The Bush administration is imposing further trade sanctions against China,
South Korea and Indonesia in a dispute involving glossy paper.
The US Commerce Department said in a statement that it has preliminarily
determined that imports from the three countries of glossy paper -- used in
art books, textbooks and high-end magazines -- were being sold in the United
States at less than fair value.
preliminary penalty for the paper products from China ranged from 23.19
percent to 99.65 percent. The penalty imposed on imports of glossy paper
from Indonesia was 10.85 percent while the penalty on South Korean imports
ranged as high as 30.86 percent.
The penalties will be collected immediately although they will not become
final until this fall after further investigations are conducted.
"This administration continues to aggressively and transparently enforce our
trade laws to ensure a level playing field for American manufacturers, workers
and farmers," said Commerce Secretary Carlos M. Gutierrez.
The decision came a week after US and Chinese officials met for a second
round of high-level talks aimed at lowering trade tensions between the two
The paper case was brought by NewPage Corp., a Dayton, Ohio-based paper
company which contended that its coated paper was facing unfair competition
because of the government subsidies and sale of imports at unfairly low prices.
The government trade sanctions have received the support of the United Steel
Workers union, which represents about 90 percent of the workforce in the US
coated paper industry.

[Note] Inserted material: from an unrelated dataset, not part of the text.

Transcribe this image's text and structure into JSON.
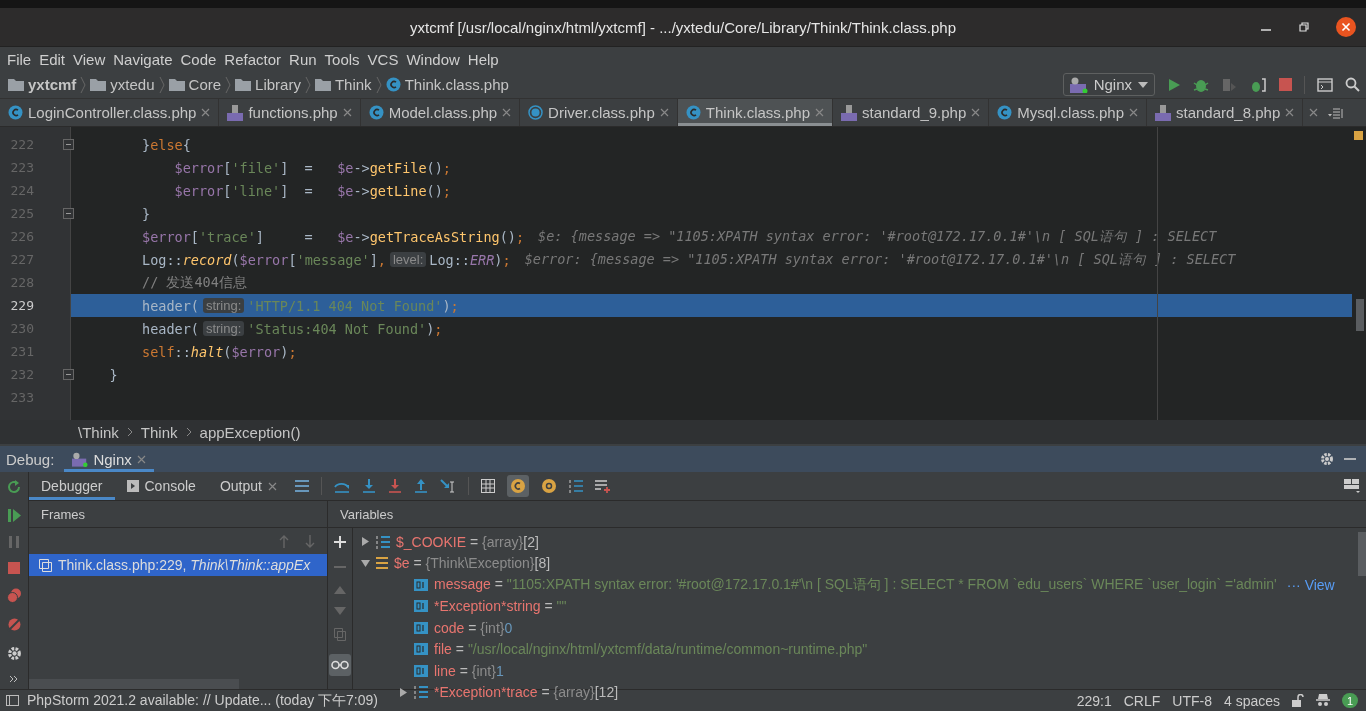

The glossy paper is produced at 22 paper mills in 13
These penalties will be imposed on top of economic sanctions levied in
March after the US administration alleged that paper
companies from those three countries were receiving improper government
subsidies that allowed them to undercut the price of American producers.
The March decision reversed 23 years of US trade policy by treating
China, which is classified as a nonmarket economy, in the same way other US
trading partners are treated in disputes involving government subsidies.
Chinese officials denounced the decision in the government subsidies
case saying that it went against the consensus of both countries to resolve
disputes through dialogue rather than imposing trade sanctions.
The second round of the Strategic Economic Dialogue, which was launched by
Treasury Secretary Henry Paulson in December, was held in Washington last week.
Paulson and Chinese Vice Premier Wu Yi announced a series of agreements
including the boosting of airline flights between the two nations. But they
failed to make progress in one of the biggest rade irritants, the value of
China's currency. The Bush administration urged China to quicken the pace
of yuan revaluation, while Beijing emphasized that yuan should be kept
"basically stable at a reasonable, balanced level."